Work out how many lines of the records hold the string "United", and reply with that number alone.

BEGIN THE DATA

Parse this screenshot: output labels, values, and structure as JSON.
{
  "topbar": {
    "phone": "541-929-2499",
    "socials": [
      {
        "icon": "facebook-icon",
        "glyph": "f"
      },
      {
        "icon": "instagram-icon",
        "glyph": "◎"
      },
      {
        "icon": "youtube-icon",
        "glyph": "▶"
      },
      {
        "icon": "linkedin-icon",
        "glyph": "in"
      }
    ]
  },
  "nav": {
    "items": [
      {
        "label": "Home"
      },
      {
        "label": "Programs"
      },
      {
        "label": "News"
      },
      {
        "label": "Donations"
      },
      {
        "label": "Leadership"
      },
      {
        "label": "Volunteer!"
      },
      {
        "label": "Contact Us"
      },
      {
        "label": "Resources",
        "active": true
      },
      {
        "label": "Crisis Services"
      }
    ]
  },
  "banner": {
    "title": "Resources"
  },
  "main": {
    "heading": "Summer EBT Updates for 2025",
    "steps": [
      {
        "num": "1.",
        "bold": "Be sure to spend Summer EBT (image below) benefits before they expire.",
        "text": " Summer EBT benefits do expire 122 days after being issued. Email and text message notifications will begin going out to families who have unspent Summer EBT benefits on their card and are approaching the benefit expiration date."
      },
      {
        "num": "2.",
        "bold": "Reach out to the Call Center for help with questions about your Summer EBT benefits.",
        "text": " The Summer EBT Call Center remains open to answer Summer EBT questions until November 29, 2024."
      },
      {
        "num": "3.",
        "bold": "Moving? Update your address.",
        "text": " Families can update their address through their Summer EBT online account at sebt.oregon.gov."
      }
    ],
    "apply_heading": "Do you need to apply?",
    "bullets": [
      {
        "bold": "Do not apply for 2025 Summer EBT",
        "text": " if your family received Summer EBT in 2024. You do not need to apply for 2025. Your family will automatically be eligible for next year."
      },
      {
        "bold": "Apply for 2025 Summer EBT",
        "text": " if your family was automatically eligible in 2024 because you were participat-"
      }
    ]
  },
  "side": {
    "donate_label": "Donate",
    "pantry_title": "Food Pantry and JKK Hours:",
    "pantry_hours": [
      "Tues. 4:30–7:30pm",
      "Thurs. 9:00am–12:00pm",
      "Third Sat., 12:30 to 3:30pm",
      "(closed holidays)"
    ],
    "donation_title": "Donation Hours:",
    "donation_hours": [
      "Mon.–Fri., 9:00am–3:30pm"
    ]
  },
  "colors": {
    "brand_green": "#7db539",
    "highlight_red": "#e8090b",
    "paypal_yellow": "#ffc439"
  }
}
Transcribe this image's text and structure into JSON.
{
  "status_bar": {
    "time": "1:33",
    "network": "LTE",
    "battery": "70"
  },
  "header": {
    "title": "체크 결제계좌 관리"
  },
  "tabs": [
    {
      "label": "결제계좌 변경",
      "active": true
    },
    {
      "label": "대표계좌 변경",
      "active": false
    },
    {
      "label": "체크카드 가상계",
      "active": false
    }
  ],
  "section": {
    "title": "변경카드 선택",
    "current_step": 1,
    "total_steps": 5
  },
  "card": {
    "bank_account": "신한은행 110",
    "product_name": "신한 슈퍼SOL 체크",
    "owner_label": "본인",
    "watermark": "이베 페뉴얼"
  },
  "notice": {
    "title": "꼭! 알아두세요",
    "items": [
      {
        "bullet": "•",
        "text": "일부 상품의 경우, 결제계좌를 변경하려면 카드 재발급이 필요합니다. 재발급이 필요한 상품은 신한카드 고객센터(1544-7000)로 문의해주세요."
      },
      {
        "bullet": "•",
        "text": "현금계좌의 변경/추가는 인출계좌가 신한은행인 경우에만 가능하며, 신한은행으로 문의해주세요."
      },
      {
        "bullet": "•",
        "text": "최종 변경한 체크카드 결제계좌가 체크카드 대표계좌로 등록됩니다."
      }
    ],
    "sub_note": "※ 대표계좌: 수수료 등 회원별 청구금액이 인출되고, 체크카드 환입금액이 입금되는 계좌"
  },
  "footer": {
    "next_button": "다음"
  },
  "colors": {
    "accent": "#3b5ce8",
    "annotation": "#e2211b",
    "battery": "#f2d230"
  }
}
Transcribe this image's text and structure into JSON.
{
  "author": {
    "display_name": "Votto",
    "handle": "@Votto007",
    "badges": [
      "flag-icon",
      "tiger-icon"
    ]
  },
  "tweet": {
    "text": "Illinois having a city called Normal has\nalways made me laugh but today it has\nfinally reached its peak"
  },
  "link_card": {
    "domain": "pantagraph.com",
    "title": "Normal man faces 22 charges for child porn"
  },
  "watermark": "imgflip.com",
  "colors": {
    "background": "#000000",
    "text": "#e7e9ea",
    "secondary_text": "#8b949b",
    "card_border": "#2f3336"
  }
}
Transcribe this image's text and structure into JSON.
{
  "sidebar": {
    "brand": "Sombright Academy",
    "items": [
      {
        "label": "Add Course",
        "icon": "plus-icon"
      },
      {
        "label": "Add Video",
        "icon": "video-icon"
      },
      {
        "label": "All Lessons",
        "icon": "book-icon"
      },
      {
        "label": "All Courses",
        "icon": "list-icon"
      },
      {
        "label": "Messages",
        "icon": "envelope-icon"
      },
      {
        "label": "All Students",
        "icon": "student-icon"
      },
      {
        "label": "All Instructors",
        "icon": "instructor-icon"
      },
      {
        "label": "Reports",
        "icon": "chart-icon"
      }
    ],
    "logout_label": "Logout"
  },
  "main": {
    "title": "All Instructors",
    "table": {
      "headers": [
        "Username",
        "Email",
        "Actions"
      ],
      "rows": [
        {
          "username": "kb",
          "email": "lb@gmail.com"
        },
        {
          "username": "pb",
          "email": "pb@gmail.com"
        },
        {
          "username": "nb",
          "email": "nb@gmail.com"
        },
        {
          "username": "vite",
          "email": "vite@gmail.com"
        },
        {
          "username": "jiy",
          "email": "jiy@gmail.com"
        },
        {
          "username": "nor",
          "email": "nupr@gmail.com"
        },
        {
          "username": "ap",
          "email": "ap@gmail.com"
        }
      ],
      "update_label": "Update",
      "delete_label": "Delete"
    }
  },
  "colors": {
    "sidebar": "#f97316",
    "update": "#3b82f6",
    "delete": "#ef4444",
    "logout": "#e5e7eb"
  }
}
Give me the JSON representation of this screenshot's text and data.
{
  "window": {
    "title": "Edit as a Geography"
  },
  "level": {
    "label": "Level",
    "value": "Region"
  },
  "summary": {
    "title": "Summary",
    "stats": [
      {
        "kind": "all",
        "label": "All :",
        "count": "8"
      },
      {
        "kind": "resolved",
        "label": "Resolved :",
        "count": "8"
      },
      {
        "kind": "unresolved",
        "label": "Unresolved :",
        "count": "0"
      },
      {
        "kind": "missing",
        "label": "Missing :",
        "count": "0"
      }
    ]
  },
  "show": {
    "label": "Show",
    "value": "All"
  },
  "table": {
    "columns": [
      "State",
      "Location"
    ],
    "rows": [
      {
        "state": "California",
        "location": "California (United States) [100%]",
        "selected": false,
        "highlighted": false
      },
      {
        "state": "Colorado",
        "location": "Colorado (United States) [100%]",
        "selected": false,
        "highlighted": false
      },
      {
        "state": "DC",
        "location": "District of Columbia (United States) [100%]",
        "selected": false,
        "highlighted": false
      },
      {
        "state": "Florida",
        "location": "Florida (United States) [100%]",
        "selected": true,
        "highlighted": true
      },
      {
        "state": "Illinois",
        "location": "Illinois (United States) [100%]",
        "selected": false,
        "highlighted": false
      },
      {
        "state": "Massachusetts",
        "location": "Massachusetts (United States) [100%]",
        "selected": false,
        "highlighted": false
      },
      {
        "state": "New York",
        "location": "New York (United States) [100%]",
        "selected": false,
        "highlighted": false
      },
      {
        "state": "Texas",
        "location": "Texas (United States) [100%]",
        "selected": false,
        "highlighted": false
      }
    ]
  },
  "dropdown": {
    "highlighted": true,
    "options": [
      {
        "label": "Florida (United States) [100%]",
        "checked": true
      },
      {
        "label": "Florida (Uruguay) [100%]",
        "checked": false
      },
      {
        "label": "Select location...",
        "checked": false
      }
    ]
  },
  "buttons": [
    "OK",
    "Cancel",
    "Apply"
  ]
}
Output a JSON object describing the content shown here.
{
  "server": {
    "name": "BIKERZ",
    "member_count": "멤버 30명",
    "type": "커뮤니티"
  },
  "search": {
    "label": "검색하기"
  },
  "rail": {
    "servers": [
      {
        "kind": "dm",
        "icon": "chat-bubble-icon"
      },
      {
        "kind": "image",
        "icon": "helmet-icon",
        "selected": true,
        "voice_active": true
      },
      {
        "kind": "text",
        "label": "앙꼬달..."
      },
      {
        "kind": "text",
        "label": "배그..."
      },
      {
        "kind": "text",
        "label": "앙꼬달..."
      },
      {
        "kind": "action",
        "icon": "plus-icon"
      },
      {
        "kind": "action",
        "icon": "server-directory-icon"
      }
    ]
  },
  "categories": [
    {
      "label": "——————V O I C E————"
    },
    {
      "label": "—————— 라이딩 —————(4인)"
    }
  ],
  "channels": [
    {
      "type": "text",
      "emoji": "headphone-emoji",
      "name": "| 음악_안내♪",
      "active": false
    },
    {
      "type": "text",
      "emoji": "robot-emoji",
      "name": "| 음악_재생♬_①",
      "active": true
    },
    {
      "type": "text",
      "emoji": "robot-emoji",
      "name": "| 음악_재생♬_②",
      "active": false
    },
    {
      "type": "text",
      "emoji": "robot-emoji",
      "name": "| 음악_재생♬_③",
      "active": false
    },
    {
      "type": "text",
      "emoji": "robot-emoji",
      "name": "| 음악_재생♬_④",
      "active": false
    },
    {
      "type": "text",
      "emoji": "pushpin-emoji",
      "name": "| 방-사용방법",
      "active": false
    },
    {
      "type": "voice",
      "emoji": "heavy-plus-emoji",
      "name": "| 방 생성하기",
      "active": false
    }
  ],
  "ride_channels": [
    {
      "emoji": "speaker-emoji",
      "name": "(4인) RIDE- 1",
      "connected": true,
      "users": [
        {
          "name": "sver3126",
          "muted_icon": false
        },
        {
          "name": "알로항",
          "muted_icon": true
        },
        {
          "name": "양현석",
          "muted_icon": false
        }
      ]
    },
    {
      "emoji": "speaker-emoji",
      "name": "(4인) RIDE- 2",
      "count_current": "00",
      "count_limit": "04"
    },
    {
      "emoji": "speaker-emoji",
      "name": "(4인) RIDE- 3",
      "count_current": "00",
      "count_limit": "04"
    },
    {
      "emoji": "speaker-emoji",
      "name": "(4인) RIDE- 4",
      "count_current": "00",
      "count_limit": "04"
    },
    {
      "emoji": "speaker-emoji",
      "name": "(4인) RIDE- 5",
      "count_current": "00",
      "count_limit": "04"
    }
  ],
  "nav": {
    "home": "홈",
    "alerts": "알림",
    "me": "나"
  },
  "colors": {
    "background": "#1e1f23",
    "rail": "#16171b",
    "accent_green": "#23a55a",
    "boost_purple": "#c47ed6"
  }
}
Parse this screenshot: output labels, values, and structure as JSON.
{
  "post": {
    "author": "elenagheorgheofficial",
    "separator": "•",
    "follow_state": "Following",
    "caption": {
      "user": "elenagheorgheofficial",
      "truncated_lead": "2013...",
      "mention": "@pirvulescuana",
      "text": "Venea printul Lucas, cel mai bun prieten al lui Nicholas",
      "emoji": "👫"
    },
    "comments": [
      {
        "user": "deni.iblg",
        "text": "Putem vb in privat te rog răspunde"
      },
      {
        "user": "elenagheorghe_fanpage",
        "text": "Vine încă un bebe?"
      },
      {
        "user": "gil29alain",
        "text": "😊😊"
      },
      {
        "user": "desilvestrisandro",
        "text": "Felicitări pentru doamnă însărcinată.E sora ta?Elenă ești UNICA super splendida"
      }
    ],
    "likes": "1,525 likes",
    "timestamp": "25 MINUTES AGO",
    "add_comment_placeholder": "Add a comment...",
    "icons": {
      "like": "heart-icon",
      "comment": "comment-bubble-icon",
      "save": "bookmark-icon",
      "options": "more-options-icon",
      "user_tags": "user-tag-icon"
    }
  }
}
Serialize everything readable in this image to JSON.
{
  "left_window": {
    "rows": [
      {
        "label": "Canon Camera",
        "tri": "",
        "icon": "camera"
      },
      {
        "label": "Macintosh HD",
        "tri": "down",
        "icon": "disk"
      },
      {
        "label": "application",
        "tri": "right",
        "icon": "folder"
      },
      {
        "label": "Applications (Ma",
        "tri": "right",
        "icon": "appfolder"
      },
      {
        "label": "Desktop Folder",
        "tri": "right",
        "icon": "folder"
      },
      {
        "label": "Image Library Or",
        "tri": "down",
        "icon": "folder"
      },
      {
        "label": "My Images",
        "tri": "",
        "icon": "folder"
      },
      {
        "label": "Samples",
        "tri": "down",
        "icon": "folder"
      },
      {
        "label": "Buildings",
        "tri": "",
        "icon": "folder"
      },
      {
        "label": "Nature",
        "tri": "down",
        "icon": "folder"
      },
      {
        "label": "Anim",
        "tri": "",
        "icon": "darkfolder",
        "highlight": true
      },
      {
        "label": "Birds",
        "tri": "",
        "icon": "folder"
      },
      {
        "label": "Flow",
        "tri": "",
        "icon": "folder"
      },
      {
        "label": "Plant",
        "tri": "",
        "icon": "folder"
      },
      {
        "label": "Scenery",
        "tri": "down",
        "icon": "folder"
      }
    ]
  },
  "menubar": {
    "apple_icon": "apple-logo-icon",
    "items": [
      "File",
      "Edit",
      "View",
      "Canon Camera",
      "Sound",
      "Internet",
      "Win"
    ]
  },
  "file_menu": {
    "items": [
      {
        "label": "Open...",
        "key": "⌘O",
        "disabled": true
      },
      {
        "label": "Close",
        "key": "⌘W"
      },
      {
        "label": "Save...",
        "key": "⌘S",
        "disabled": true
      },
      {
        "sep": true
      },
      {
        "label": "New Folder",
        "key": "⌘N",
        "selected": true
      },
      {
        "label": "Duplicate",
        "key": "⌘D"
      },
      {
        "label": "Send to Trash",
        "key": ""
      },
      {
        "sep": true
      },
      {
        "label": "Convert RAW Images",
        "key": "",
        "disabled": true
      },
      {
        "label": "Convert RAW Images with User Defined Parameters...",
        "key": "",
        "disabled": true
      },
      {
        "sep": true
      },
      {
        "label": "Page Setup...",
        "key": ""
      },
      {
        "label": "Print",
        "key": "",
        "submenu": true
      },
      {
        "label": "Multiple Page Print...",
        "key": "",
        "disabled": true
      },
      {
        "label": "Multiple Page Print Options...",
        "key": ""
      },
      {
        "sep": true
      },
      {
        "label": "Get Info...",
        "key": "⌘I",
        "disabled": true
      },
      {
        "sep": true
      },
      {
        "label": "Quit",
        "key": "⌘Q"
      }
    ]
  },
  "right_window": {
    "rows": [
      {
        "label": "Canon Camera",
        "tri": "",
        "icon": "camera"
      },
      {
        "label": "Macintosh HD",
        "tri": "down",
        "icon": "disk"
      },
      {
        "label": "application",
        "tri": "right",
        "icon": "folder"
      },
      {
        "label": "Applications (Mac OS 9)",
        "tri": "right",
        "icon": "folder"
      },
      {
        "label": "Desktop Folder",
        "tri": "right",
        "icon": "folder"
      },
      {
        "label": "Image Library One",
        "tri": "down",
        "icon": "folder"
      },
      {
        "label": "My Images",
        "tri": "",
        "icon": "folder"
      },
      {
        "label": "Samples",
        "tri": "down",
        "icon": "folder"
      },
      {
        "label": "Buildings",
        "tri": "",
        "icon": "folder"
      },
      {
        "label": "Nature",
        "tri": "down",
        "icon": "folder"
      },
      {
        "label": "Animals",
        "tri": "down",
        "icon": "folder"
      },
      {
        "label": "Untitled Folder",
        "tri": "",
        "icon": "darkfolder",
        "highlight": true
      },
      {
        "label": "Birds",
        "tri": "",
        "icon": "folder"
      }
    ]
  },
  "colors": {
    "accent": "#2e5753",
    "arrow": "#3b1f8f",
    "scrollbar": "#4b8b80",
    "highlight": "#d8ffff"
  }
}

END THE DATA

> RESULT OF THE TASK: 9